broken man fighting for the woman he loves, no matter the cost.
Unfortunately, it hardly measures up to the Carpenter’s truly
film is about Leo, a record studio owner, and Paige, an art student and
sculptor. From flashbacks, we see the young couple happy and in love,
with Leo constantly wooing his beautiful bride. But after the two suffer
a car accident four years into their relationship, Paige wakes up with
no memory of her husband. And it’s at this point where the movie takes a
major detour from the true story.
fact, Paige has lost five years of her memory and last remembers being
engaged to another man, Jeremy (Scott Speedman). She can’t recall
leaving law school to become an art student, meeting her husband or even
that she’s been estranged from her family for a number of years.
Although the relationship breaks down after the accident, the couple’s
fairy-tale romance is depicted in an enjoyable way through a series of
flashbacks. The little snippets into their love story pre-accident
portray two kindred spirits falling in love and getting married in the
beautiful city of Chicago. Leo continues to romance Paige even after
they’re married, and she is clearly smitten.
when Paige wakes up, her commitment to Leo has vanished. Although she
briefly tries living with the husband she can’t remember, the young wife
quickly escapes to the comfort of her old life—ex-fiance and all. Leo
fights for her, trying to help jog her memory with their wedding video,
apartment and her art studio.
attempts to win her back culminate with him taking Paige on a romantic
date. Paige keeps her promise—which she doesn’t recall making—to
skinny-dip (wearing underwear) with Leo in Lake Michigan, and the couple
even share a kiss or two. They really hit it off, and it seems their
love story is back on track. But shortly after, Leo gives up on the woman he loves.
all of the negative elements added to the story—Paige’s controlling
parents, the man she almost married trying to win her back and Leo’s
absence of a family—The Vow becomes another case of Hollywood
furthering our culture’s supposed preference for depressing endings in

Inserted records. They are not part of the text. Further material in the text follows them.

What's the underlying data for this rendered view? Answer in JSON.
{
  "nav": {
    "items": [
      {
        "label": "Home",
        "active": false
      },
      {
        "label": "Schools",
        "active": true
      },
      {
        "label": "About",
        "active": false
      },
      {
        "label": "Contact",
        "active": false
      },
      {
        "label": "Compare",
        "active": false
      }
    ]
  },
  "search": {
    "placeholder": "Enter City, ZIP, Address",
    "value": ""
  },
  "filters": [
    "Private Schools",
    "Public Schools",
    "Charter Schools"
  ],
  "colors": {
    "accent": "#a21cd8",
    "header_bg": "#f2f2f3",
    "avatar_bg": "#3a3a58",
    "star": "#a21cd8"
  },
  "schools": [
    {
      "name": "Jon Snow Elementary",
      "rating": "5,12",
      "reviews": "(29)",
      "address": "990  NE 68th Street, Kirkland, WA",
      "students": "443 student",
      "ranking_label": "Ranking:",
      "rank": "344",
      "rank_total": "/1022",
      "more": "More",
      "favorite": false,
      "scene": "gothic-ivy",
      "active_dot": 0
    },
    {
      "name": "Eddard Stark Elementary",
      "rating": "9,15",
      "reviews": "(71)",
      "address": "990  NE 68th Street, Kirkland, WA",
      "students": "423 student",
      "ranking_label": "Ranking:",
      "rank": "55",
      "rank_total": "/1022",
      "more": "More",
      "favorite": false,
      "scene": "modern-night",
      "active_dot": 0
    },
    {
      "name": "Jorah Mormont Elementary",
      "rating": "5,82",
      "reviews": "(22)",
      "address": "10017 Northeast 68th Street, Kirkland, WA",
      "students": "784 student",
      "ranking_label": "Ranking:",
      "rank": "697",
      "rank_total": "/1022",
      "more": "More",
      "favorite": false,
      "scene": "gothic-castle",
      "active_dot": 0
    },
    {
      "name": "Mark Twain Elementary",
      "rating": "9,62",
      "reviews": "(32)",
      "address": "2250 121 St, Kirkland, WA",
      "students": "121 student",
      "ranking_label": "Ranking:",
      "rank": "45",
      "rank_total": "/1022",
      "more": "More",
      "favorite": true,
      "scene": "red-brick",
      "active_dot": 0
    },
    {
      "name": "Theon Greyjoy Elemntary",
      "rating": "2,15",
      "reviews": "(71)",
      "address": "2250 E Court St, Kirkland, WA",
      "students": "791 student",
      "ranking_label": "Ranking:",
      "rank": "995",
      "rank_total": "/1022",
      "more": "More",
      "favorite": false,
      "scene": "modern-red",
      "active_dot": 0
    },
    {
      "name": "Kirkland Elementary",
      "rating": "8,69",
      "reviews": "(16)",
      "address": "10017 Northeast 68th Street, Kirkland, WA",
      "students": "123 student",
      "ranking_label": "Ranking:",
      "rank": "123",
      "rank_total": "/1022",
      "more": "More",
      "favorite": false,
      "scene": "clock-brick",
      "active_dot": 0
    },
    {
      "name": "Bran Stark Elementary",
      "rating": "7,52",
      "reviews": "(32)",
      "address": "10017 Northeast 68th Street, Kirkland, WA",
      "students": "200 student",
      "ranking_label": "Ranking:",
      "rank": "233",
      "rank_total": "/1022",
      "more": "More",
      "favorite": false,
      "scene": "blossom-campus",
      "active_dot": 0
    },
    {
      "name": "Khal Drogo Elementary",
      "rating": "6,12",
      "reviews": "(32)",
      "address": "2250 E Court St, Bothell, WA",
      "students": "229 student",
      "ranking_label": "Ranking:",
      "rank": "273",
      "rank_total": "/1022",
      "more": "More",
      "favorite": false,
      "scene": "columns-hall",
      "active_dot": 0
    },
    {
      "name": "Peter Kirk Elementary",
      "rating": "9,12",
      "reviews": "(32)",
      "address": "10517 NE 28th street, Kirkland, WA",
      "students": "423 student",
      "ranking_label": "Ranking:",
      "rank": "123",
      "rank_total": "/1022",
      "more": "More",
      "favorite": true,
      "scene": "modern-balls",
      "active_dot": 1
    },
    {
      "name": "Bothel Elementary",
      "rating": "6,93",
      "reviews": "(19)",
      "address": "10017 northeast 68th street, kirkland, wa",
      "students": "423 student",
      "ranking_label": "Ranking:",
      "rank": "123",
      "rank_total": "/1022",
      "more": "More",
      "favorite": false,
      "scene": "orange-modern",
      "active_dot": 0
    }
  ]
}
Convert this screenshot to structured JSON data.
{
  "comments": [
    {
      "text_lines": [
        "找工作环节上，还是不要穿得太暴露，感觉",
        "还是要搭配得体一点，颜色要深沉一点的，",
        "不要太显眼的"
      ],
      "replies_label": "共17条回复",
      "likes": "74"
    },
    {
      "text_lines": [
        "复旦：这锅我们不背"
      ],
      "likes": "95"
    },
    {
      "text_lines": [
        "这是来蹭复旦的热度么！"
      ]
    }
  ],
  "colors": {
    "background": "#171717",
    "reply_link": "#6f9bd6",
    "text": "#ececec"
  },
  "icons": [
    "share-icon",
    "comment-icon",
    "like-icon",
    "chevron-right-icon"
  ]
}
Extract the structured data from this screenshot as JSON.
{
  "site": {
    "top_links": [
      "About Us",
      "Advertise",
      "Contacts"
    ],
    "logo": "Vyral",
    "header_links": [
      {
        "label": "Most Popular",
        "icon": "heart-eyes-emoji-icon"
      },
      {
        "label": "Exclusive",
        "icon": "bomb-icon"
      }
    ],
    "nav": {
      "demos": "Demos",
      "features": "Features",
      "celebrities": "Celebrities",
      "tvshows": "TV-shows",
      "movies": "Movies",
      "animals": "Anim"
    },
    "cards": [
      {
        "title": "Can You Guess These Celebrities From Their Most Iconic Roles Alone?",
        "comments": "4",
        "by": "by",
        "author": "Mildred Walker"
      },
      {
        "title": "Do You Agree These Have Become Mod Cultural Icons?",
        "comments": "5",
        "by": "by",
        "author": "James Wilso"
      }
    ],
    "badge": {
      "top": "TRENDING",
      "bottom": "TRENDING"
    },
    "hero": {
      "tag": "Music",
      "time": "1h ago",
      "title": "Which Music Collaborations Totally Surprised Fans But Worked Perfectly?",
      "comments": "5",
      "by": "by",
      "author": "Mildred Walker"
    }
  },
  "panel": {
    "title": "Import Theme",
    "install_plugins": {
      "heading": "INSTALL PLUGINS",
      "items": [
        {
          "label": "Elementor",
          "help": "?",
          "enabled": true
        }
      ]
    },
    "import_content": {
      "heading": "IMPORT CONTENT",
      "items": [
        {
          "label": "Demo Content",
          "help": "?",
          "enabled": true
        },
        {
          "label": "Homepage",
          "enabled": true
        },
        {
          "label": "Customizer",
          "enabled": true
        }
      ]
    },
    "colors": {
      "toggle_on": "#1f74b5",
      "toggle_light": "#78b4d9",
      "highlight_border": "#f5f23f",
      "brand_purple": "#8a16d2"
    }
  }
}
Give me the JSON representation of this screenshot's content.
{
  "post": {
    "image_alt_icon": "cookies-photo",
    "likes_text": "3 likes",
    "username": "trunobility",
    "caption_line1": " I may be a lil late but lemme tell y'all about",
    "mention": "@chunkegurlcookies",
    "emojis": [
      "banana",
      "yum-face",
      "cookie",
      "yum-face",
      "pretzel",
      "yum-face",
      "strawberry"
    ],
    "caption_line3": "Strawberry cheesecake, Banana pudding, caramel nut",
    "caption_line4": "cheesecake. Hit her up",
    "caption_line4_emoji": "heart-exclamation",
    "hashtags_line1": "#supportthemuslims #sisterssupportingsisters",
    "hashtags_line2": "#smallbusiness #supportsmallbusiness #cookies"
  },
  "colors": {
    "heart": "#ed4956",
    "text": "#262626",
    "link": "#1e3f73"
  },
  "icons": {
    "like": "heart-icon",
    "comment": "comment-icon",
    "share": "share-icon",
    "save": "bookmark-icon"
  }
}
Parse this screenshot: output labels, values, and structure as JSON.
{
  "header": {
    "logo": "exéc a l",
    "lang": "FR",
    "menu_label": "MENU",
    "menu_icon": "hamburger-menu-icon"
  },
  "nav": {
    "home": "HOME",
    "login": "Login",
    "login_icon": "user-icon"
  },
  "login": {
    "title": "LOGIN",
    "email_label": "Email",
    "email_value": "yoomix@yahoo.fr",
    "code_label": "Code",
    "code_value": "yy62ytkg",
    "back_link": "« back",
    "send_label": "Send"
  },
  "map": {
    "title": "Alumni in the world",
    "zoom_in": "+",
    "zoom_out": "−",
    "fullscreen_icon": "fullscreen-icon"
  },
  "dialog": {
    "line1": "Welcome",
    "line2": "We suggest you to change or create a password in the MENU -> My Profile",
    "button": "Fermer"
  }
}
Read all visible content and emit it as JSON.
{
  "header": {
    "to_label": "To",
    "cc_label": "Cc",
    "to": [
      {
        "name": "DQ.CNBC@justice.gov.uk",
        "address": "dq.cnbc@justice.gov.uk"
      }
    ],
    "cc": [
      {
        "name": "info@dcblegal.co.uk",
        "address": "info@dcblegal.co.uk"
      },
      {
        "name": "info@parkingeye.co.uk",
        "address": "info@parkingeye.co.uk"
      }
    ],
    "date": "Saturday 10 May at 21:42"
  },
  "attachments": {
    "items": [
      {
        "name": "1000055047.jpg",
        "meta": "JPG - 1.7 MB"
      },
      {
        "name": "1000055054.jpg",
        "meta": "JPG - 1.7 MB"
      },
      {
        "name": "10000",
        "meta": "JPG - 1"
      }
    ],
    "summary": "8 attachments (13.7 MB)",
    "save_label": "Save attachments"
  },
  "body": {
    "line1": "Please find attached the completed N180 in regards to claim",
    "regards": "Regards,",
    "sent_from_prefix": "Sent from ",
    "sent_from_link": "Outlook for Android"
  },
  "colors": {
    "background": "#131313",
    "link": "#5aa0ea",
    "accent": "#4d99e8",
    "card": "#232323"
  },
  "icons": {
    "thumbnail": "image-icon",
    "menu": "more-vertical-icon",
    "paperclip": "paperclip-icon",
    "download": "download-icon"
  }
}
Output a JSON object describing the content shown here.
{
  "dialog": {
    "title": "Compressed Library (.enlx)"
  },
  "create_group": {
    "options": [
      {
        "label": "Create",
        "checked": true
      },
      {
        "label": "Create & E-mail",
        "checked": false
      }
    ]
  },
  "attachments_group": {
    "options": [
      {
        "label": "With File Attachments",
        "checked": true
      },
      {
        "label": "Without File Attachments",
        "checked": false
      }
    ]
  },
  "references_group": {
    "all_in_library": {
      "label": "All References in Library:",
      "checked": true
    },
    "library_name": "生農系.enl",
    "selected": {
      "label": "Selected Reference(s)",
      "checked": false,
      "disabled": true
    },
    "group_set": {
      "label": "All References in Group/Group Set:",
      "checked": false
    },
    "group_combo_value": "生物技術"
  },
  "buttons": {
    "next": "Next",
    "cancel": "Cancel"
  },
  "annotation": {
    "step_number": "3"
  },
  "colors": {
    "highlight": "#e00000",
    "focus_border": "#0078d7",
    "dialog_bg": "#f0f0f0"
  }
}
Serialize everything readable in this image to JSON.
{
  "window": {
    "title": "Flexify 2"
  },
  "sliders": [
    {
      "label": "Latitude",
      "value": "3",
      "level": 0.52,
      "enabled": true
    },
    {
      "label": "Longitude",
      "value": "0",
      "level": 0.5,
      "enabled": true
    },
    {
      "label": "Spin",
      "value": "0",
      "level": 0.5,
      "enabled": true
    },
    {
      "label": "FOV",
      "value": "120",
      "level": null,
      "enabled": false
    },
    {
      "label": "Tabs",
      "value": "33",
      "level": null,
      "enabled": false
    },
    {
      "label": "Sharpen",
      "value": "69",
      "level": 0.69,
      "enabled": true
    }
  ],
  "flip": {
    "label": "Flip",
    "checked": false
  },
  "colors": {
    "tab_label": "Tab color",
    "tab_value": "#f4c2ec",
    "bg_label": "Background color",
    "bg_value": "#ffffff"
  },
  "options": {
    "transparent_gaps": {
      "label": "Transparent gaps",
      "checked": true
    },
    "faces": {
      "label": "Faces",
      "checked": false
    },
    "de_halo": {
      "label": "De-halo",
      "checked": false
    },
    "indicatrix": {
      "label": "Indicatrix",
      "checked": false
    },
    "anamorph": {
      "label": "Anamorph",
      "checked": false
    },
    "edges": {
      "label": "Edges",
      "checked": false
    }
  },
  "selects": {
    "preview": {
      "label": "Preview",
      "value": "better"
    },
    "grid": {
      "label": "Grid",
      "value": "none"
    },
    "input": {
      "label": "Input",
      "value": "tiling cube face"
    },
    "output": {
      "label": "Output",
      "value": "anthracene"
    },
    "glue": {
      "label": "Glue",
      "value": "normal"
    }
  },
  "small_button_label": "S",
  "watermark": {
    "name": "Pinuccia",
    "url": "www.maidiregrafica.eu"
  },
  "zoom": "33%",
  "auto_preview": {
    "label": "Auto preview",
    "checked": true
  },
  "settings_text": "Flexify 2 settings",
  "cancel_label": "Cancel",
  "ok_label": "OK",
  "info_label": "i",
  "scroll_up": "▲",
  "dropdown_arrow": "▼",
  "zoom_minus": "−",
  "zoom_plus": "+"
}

the name of “reality.” Add to this a bedroom scene that features partial
nudity, a rear-view shot of Tatum fully naked and an opening sequence
graphically reenacting the auto accident, and this PG-13 film clearly
proves it’s not family friendly.
For all its changes from book to the screen, however, The Vow’s most glaring omission is also the most important part of the Carpenters’ real-life love story: their faith in God.
To this day, Krickitt still can’t recall an important segment of her
life, yet she continues to remain faithful to the vow she made to her
husband as she puts all of her hope and trust in God. She and Kim place
their Creator in the center of their relationship and relentlessly work
on recovering what they once had.
don’t have a story without God. And that story really is about
commitment—commitment to Him and commitment in marriage,” Kim told the Christian Reader.
In a recent interview with The Daily Times
(Farmington, N.M.), Krickitt said: “I would love to say that I fell in
love with him again because that’s what everybody wants to hear. I chose
to love him and that was based on obedience to God, not feelings.”
Sadly, though not surprisingly, The Vow
heavily focuses on the feelings and not at all on their obedience to
God. In fact, the movie never even mentions God other than when
characters—including the couple—take God’s name in vain (along with
Most people enjoy a movie more when they haven’t read the story in a book. And that’s obviously the case with The Vow, which misses out on telling a truly romantic—and yes, just as realistic—story
without all the dark elements. Yet even for those who have nothing to
compare it to, the movie still lacks the quality of romance (and acting)
most chick flicks offer. While it offers plenty of awww moments and is sure to leave its (mostly female) audiences fawning over Leo’s sweetness, this Vow ultimately breaks down in depicting a heartbroken husband winning back his wife.